In Back to the Future, Marty McFly goes from the year 1985 to the year 1955 to help his “to be” father, George, overcome his personal fears and ask out his “to be” mother, Lorraine. Marty is a pretty cool guy (because he’s Michael J. Fox, and also because he wears tight boy-pants before they were “emo”), but his father, we learn, is pretty lame. In a scene close to the beginning of the film, Biff Tannen (George’s boss, and George’s high school bully) wrecks George’s car. George does not stand up for himself. Marty is disappointed in his dad.

That’s the extreme Reader’s Digest version of that beginning scene.

When Marty goes back in time to visit the 1950’s George, he must help George gain confidence and overcome his nervousness (and geekiness), even though Marty does not seem to have those problems.

What this shows is a counter to our text’s theory on parent-child attitudes. Chapter 8 focuses on family, and says that, “boys look to their fathers for clues regarding how to act masculine, and the behavior valued by their fathers gets passed on to them” (p. 205).

However, in the year 1985, George is pushed around, and Biff takes advantage of him. (We later learn that Biff has been doing this to George since high school.) It’s Marty who stands up to bullies and instills confidence in his father. In Back to the Future, the father’s influence over his son serves as an example of what not to do rather than passing behaviors off.

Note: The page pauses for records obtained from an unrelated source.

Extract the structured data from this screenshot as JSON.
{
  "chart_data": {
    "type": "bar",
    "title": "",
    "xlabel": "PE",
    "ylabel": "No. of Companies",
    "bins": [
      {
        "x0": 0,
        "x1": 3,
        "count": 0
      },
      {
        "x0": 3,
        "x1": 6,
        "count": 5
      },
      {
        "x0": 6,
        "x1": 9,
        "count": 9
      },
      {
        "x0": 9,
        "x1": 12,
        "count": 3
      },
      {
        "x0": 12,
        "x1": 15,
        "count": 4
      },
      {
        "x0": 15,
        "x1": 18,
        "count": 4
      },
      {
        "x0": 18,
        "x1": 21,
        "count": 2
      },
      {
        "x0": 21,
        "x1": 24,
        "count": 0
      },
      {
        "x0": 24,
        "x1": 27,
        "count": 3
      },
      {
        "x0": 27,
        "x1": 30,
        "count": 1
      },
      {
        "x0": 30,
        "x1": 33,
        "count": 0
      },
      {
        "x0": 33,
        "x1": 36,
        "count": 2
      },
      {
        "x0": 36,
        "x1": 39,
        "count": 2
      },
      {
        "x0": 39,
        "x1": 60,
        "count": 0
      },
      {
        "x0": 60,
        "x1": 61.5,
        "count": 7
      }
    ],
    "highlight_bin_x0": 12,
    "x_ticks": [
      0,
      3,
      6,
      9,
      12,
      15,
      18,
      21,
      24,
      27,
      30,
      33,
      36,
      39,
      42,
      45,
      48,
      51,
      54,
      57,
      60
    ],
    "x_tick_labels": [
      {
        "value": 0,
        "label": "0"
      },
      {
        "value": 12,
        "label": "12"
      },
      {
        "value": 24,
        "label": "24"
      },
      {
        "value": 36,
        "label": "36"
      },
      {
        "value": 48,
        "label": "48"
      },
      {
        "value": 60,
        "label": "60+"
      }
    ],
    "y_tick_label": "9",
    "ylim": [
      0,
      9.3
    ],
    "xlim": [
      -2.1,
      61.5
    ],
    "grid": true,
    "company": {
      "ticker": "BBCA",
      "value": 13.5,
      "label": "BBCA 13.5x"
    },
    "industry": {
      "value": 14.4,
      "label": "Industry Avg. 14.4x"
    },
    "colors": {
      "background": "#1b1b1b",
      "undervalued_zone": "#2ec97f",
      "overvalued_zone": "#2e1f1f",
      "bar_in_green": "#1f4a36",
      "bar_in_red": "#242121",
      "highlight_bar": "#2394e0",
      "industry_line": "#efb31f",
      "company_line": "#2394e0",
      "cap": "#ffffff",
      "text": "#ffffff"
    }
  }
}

SOURCES: Gale, B., & Zemeckis, R. (Writers), & Zemeckis, R. (Director). (1985). Back to the Future [Motion
picture]. United States: Universal Pictures.
Gamble, T. K., & Gamble, M. W. (2003). The Gender Communication Connection. Boston: Houghton Mifflin Company.